The Court went through an interesting analysis of the rationale for s. 13. It noted that the rule is an anomaly to the common-law rules of evidence and is among the last requiring that evidence be corroborated. The Court noted that “[m]ost statutory and common law requirements have fallen away in the last thirty to forty years, including requirements for corroboration of the evidence of children, rape victims and accomplices”. The Court went on to review the purpose for the rule and the possible dangers that may arise from its application:

The purpose of the rule is to guard against fraud in an action against the estate by a party to a transaction with the deceased. This objective is based on the fact that only the survivor’s testimony is available. Section 13, however, is drawn in broad terms to capture not only those who bring an action against the estate, but those bringing an action on behalf of the estate. And, as in this case, the rule potentially captures a case where the court does have the testimony of the deceased, albeit in the form of hearsay. In this latter case, the primary danger lies in the witnesses’ possible perjury, but they are available for cross-examination.

Given the exceptional nature of the rule and its potentially broad application, the Court in this case restrained the rule, stating:
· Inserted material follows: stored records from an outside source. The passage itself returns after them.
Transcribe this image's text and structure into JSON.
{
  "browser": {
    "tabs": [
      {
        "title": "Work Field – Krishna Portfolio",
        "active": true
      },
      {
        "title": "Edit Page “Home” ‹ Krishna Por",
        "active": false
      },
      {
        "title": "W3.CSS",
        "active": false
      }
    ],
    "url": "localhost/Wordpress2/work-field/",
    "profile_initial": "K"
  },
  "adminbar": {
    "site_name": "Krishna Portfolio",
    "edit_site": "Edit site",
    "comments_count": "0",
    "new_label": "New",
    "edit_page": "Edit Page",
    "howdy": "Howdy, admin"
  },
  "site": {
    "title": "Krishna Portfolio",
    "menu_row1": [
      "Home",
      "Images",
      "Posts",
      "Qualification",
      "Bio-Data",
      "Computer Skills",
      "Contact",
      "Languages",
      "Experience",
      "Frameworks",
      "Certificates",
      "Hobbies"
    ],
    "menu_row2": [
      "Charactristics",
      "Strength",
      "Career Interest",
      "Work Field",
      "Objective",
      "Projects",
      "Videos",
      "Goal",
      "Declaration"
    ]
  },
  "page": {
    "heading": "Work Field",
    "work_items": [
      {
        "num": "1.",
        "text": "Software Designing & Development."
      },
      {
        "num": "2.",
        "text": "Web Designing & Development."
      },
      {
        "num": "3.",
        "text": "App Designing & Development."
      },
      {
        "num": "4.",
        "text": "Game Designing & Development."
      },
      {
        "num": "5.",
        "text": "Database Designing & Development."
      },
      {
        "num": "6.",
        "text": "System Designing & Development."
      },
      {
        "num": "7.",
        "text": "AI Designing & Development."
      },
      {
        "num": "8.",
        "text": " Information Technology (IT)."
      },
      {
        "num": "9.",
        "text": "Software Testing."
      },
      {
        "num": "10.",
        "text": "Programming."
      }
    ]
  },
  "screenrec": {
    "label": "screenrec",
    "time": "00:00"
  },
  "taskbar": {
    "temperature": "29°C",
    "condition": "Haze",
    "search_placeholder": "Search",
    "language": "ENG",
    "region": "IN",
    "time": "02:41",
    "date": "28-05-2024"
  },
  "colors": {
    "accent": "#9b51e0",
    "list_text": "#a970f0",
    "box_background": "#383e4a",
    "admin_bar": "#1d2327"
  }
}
Given its anomalous place in the modern law of evidence, especially in a case such as this, I see no reason to give s. 13 a broad interpretation when considering its application nor a narrow interpretation when considering the scope of evidence capable of corroborating the evidence of the interested party.

In this particular case, the Court determined that section 13 does not apply, finding that “s. 13 is limited to circumstances in which the interested party claims as an heir, next of kin, executor, administrator or assignee and not simply because, coincidentally, the person happens to fall within one of these categories. In this case, the Brisco children do not claim as next of kin or heirs but under a contractual right as beneficiaries of an insurance policy”. The Court therefore clearly restricted the application of section 13 to actions involving an estate itself and the rights of those claiming in the estate.

The Court also seemed anxious to give wide breadth to the type of evidence available to corroborate evidence to which section 13 might apply. In particular, it agreed that corroborating evidence can include an accumulation of circumstantial evidence, notwithstanding that each item or piece of evidence viewed in isolation may not be corroborative.

Given the Court’s generally negative view of s. 13 in this case, is it possible that the section may not be too far from the grave itself?